> [SOURCE DATA]:
________________
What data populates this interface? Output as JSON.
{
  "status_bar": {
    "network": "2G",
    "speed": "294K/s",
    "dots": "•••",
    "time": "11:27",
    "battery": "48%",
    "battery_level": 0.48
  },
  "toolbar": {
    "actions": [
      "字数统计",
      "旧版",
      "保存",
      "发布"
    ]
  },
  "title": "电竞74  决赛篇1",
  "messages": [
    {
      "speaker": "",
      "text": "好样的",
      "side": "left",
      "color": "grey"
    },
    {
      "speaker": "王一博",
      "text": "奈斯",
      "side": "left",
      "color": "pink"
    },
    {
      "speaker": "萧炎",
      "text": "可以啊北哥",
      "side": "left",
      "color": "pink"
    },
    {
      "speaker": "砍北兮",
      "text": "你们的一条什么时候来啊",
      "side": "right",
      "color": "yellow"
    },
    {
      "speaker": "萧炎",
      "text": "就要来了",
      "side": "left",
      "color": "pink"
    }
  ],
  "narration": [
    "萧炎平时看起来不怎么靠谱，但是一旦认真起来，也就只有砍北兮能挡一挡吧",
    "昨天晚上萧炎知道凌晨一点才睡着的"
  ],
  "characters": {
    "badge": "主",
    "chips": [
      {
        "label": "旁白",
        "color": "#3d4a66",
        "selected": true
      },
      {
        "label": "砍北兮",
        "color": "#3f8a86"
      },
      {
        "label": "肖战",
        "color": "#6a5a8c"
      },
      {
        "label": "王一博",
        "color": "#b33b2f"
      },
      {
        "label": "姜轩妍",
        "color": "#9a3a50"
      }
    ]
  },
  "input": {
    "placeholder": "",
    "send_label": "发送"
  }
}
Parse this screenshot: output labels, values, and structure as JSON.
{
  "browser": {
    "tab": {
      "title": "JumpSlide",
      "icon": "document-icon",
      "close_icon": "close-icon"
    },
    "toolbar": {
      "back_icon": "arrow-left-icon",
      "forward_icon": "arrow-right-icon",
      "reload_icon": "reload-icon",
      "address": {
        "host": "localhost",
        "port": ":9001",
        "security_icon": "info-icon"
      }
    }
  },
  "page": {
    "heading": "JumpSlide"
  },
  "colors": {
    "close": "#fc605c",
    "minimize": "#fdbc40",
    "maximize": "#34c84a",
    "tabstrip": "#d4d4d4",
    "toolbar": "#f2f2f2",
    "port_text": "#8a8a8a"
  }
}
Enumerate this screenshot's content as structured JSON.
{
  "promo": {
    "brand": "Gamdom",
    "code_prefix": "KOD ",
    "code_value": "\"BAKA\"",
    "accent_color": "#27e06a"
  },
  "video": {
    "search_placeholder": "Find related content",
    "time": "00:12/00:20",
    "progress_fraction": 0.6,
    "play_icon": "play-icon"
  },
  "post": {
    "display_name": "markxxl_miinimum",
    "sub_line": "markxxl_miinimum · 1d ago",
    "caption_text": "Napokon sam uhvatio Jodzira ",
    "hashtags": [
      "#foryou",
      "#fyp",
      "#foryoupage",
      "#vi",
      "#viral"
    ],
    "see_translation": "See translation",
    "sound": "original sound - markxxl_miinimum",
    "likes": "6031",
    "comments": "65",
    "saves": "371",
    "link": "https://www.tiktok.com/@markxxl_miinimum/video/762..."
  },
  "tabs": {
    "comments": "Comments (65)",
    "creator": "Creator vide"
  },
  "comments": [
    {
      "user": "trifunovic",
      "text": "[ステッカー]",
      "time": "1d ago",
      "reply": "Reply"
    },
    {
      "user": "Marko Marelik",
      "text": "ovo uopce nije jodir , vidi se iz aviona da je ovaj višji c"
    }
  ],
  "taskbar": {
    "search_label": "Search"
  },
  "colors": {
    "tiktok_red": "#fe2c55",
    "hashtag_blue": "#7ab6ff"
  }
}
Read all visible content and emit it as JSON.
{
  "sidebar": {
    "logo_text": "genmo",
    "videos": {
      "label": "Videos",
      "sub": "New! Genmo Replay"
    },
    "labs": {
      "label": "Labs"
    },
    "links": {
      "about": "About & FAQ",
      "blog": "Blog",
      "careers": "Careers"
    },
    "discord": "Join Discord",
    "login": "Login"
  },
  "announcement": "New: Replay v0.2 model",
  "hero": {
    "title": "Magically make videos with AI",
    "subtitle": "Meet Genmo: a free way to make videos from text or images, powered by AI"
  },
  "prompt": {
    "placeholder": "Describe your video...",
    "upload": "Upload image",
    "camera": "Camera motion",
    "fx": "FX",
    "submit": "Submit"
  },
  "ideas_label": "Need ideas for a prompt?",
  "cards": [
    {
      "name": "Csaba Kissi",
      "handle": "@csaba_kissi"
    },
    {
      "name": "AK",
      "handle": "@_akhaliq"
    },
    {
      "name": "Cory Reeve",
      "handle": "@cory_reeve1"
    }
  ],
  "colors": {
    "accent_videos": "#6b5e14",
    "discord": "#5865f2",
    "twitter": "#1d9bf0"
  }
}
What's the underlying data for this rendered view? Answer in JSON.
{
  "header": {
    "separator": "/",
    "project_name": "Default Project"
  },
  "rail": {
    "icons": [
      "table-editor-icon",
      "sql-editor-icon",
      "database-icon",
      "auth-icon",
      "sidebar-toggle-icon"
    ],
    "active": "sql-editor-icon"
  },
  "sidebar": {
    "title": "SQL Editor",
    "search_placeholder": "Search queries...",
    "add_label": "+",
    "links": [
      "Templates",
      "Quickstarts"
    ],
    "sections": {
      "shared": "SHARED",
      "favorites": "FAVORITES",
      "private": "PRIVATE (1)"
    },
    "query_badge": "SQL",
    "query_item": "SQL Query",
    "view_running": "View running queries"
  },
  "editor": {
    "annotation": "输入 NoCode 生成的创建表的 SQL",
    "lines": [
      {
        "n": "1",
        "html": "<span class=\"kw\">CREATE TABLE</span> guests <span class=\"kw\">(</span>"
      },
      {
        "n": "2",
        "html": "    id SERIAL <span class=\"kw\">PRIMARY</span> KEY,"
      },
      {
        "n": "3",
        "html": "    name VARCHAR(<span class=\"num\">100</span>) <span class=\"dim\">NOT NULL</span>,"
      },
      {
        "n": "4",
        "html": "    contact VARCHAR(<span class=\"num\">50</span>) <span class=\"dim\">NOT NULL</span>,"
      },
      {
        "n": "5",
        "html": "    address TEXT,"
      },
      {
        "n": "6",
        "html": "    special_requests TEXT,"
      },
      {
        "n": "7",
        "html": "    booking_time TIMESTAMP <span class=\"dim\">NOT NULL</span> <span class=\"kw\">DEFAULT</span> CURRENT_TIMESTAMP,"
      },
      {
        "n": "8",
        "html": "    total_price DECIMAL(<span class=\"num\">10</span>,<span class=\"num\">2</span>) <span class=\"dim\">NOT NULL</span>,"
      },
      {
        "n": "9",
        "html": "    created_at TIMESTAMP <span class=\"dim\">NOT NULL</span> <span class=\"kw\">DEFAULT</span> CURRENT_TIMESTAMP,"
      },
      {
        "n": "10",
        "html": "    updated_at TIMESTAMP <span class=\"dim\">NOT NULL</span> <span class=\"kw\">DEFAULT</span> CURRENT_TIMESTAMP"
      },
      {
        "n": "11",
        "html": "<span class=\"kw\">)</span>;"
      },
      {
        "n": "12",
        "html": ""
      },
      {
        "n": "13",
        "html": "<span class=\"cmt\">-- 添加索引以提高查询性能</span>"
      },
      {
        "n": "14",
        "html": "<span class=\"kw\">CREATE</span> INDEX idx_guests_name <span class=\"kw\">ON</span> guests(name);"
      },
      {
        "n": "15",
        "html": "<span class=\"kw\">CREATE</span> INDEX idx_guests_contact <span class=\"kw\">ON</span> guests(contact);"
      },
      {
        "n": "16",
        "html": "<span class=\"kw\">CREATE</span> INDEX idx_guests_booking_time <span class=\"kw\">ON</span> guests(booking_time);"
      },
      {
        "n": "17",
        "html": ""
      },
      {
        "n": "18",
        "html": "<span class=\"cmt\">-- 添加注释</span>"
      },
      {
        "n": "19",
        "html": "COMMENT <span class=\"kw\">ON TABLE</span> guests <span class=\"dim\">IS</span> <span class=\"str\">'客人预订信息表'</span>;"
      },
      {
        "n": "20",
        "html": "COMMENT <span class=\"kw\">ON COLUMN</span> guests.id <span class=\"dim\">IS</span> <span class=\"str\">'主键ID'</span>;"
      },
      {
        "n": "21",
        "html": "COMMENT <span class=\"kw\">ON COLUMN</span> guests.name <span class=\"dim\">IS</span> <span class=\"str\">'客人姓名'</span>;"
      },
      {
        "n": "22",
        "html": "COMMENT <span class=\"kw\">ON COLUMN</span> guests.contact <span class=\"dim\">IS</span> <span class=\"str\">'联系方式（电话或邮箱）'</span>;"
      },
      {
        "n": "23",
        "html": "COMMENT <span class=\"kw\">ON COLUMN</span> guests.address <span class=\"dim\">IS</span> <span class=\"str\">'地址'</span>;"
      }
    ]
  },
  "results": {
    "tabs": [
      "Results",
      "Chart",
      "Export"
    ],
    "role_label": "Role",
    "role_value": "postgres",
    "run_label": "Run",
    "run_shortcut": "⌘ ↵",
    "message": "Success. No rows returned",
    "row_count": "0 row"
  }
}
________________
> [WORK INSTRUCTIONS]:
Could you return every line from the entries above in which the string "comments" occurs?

> [EXERCISE OUTPUT]:
    "comments": "65",
    "comments": "Comments (65)",
  "comments": [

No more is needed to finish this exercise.